Sunday (1997 film)

Sunday is a 1997 independent film directed by Jonathan Nossiter. Set in Queens, a borough of New York City, it is a dark comedy about an unemployed, homeless IBM functionary mistaken by an aging actress for famous film director Matthew Delacorta. The screenplay is an adaptation by Nossiter and James Lasdun of Lasdun's own short story "Ate, Memos or the Miracle" (published in his collection of stories, Three Evenings). The two would later collaborate again on Signs & Wonders.

Sunday (1997 film).jpg
Theatrical release poster
Directed byJonathan Nossiter
Written byJames Lasdun
Jonathan Nossiter
StarringDavid Suchet
Lisa Harrow
Release date
January, 1997 (premiere at Sundance)
22 August 1997 (US)
Running time
91 minutes
CountryUnited States

Starring David Suchet (who reportedly added 40 pounds for his role)[citation needed], as well as Lisa Harrow and Jared Harris, it was shot on location in Queens and in an active homeless shelter, blending actors and non-actors.



The film won the 1997 Sundance Film Festival Grand Jury prize for Best Film and Best Screenplay. It also won the Deauville Film Festival Grand Prize for Best Film and its International Critics' prize. It marked Nossiter's debut at Cannes in the "Un Certain Regard" section[1] (his 2004 Mondovino was in competition for the Palme d'Or) and was also included in The Museum of Modern Art's New Directors/New Films Festival.


  1. ^ "Festival de Cannes: Sunday". Retrieved 2009-09-27.

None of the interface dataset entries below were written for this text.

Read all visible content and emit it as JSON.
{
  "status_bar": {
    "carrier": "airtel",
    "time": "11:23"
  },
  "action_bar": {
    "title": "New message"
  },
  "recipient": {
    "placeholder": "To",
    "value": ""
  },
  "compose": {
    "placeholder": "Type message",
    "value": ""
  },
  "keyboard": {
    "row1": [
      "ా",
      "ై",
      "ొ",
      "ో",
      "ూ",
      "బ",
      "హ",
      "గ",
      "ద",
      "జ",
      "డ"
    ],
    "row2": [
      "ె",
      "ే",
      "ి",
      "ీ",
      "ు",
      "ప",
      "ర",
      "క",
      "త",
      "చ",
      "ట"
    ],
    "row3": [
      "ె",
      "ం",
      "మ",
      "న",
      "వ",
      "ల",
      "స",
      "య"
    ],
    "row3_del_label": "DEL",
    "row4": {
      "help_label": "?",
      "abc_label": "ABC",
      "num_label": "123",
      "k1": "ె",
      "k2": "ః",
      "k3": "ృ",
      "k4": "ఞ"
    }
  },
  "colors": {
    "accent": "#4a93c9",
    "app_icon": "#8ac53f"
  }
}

External linksEdit

Preceded by
Welcome to the Dollhouse
Sundance Grand Jury Prize: U.S. Dramatic
Succeeded by